▸ **Problem requirements**
Reproduce each line of the entries that carries "data".

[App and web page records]
_ _ _ _ _
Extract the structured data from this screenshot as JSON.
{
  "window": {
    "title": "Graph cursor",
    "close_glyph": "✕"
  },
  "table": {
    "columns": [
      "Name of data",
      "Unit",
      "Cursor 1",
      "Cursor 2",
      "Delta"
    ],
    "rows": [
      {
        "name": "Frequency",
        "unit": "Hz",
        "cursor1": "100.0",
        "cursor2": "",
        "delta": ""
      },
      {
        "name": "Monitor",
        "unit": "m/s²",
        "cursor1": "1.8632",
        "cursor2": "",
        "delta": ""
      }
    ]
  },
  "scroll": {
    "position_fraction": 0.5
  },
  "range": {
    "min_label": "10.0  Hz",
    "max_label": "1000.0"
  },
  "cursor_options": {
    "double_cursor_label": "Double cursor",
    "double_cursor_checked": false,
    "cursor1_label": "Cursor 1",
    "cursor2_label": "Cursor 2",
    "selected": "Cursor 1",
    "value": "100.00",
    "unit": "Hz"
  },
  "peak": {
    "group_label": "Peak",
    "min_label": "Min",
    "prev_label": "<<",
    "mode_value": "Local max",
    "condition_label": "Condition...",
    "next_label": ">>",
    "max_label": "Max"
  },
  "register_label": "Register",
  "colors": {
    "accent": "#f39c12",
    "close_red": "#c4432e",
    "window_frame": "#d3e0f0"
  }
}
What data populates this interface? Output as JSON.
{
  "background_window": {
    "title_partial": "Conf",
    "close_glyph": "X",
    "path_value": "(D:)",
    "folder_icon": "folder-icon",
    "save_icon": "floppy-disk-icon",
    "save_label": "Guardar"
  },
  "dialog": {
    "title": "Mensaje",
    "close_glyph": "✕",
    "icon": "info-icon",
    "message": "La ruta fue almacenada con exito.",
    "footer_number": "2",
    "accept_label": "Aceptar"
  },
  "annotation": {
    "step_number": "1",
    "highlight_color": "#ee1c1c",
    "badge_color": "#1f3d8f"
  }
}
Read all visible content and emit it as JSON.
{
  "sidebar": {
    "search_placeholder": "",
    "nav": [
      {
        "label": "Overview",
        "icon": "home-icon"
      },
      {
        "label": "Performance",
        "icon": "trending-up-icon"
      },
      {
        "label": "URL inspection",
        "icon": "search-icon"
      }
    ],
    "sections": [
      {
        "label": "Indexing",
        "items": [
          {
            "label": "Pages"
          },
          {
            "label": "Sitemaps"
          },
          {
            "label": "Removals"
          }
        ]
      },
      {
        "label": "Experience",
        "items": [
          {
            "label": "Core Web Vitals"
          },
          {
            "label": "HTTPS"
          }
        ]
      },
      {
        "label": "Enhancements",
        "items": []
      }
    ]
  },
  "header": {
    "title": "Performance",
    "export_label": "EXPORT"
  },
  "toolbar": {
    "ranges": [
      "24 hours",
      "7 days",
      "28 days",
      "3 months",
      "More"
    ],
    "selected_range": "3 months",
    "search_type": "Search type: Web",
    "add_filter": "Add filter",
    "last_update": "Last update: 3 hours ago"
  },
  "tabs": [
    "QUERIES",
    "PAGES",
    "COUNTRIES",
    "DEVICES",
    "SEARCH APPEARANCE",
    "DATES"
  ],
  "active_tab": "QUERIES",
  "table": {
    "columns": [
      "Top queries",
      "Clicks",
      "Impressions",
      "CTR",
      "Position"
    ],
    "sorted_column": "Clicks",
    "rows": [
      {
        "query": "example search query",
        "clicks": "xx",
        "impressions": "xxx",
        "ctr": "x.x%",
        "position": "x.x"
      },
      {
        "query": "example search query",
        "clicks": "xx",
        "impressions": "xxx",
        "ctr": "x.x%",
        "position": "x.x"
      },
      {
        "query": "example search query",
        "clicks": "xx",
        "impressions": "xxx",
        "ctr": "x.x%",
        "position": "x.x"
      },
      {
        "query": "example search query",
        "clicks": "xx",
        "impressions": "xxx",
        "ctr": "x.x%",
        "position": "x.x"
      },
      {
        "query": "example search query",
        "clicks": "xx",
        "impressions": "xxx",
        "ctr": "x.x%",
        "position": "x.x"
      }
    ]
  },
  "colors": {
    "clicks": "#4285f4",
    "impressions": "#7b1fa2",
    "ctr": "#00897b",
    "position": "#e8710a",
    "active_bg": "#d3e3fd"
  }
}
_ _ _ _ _
▸ **Final answer**
Extract the structured data from this screenshot as JSON.
      "Name of data",
What data populates this interface? Output as JSON.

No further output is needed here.